Residents Demand Answers at Council Meeting on Police Killing of Sayed Faisal
Bob Odenkirk Named Hasty Pudding Man of the Year
Harvard Kennedy School Dean Reverses Course, Will Name Ken Roth Fellow
Ex-Provost, Harvard Corporation Member Will Investigate Stanford President’s Scientific Misconduct Allegations
Harvard Medical School Drops Out of U.S. News Rankings
Some House residents may find themselves with more roommates than they expected this fall, as cockroaches take up residence in rooms that went unused over the summer.
Many students in the Houses have come face-to-face with cockroaches hiding in drains or in dark corners of their bedrooms. Others have reported seeing cockroaches in the daytime. According to the Centers for Disease Control (CDC) website, “daytime sightings may indicate potentially heavy infestations.”
Two summers ago in her Lowell House room, Lauren E. Jensen ’08 was talking to her mom on the phone when she had a funny feeling on the back of her leg.
“There was this giant cockroach,” she recalled yesterday. “I told my mom that I had to call her back.”
“Very few things really disgust me,” she said, adding that she saw another cockroach while she was taking a shower a few days later. It was resting on her shampoo bottle. “They cling to things. And they’re huge.”
Nathan P. Whitfield ’09 saw nearly ten cockroaches as a dorm crew captain in Lowell house during last year’s spring clean-up. Whitfield and his dorm crew saw four live cockroaches—and a dead one—scattered on the walls, in the shower, and on the toilet of one of the bathrooms.
He said that the room was not particularly dirty and that he saw the cockroaches in the middle of the day.

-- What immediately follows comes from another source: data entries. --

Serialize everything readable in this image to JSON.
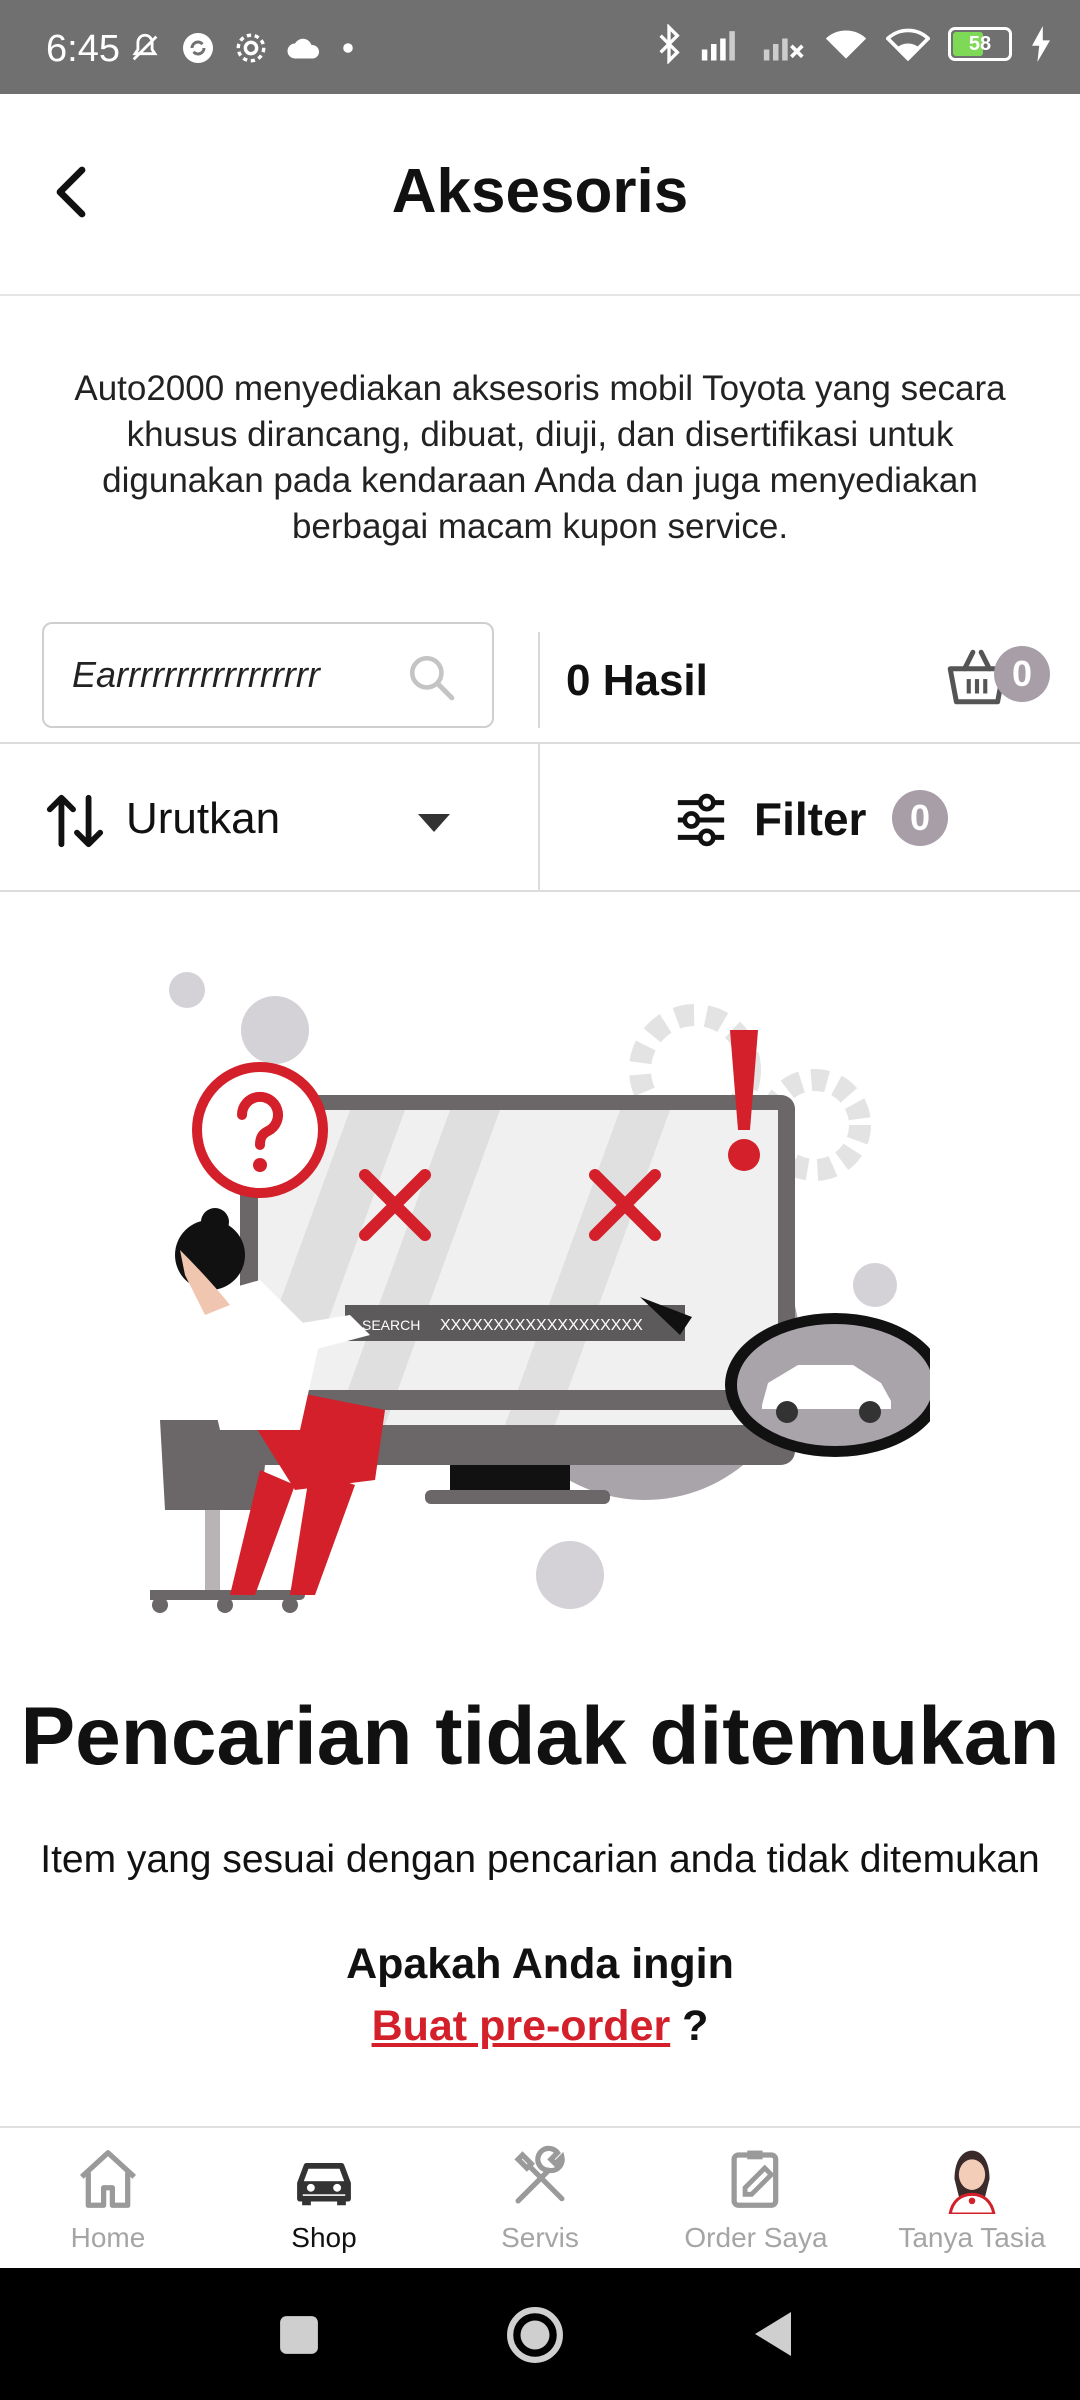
{
  "status_bar": {
    "time": "6:45",
    "battery": "58",
    "icons_left": [
      "muted-bell-icon",
      "sync-icon",
      "settings-icon",
      "cloud-icon",
      "dot-icon"
    ],
    "icons_right": [
      "bluetooth-icon",
      "signal-icon",
      "signal-off-icon",
      "wifi-icon",
      "wifi-icon",
      "battery-icon",
      "charging-icon"
    ]
  },
  "header": {
    "title": "Aksesoris"
  },
  "intro": {
    "text": "Auto2000 menyediakan aksesoris mobil Toyota yang secara khusus dirancang, dibuat, diuji, dan disertifikasi untuk digunakan pada kendaraan Anda dan juga menyediakan berbagai macam kupon service."
  },
  "search": {
    "value": "Earrrrrrrrrrrrrrrrr",
    "results": "0 Hasil",
    "cart_count": "0"
  },
  "sort_filter": {
    "sort_label": "Urutkan",
    "filter_label": "Filter",
    "filter_count": "0"
  },
  "illustration": {
    "search_label": "SEARCH",
    "search_text": "XXXXXXXXXXXXXXXXXXX"
  },
  "empty_state": {
    "title": "Pencarian tidak ditemukan",
    "description": "Item yang sesuai dengan pencarian anda tidak ditemukan",
    "question": "Apakah Anda ingin",
    "preorder_link": "Buat pre-order",
    "preorder_suffix": " ?"
  },
  "bottom_nav": {
    "items": [
      {
        "label": "Home",
        "icon": "home-icon"
      },
      {
        "label": "Shop",
        "icon": "car-icon",
        "active": true
      },
      {
        "label": "Servis",
        "icon": "tools-icon"
      },
      {
        "label": "Order Saya",
        "icon": "order-icon"
      },
      {
        "label": "Tanya Tasia",
        "icon": "assistant-avatar"
      }
    ]
  },
  "colors": {
    "brand_red": "#d3202a",
    "badge_grey": "#a89ea8",
    "status_bar": "#707070"
  }
}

When he flushed one cockroach down the toilet four or five roaches crawled—fast—out of the shower drain and onto the curtain.
Whitfield also mentioned that he and another worker chased three cockroaches “jumping down the stairs” in K entryway a few days after.
“There’s no way you’re going to tell me that any deans’, professors’, or house masters’ houses or living facilities are going to be infested with cockroaches,” Whitfield said. “And yet we as students are being asked to live in what I or anyone else would consider unsanitary conditions.”
According to the CDC web site, the cockroach can be “an allergen source and an asthma trigger,” and can carry Salmonella and other viruses.
Whitfield said that he plans to write a letter to the University calling for action. “You’re telling me that one summer you can’t close down Lowell or Eliot house and spray the entire building?” he said.
But Zachary M. Gringo ’99, who is Associate Director of Residential Operations for FAS, wrote in an e-mail that the Houses are not fumigated to avoid exposing any residents to pesticides. “Even when students are not in the building, we often have tutors and other House affiliates in residence, and we don’t want them to be exposed to airborne pesticides associated with spraying.”
According to Gringo, fumigation would not be effective because it would not eliminate the source of the cockroaches, which come from city sewers.
Gringo wrote that FAS Physical Resources sets baits, primes the drains of the Houses’ plumbing, and does “on-site work” that includes sealing cracks in pipes, capping off unused plumping fixtures, and advising residents to stow their food.
“When the students come back and use the plumbing again, the roaches are mostly flushed back down the drain, but some of them manage to crawl out of the pipes and into the bathrooms,” he wrote, adding that FAS is now testing environmentally friendly treatments that can be poured down drains.
—Staff writer Katherine M. Gray can be reached at firstname.lastname@example.org.
Want to keep up with breaking news? Subscribe to our email newsletter.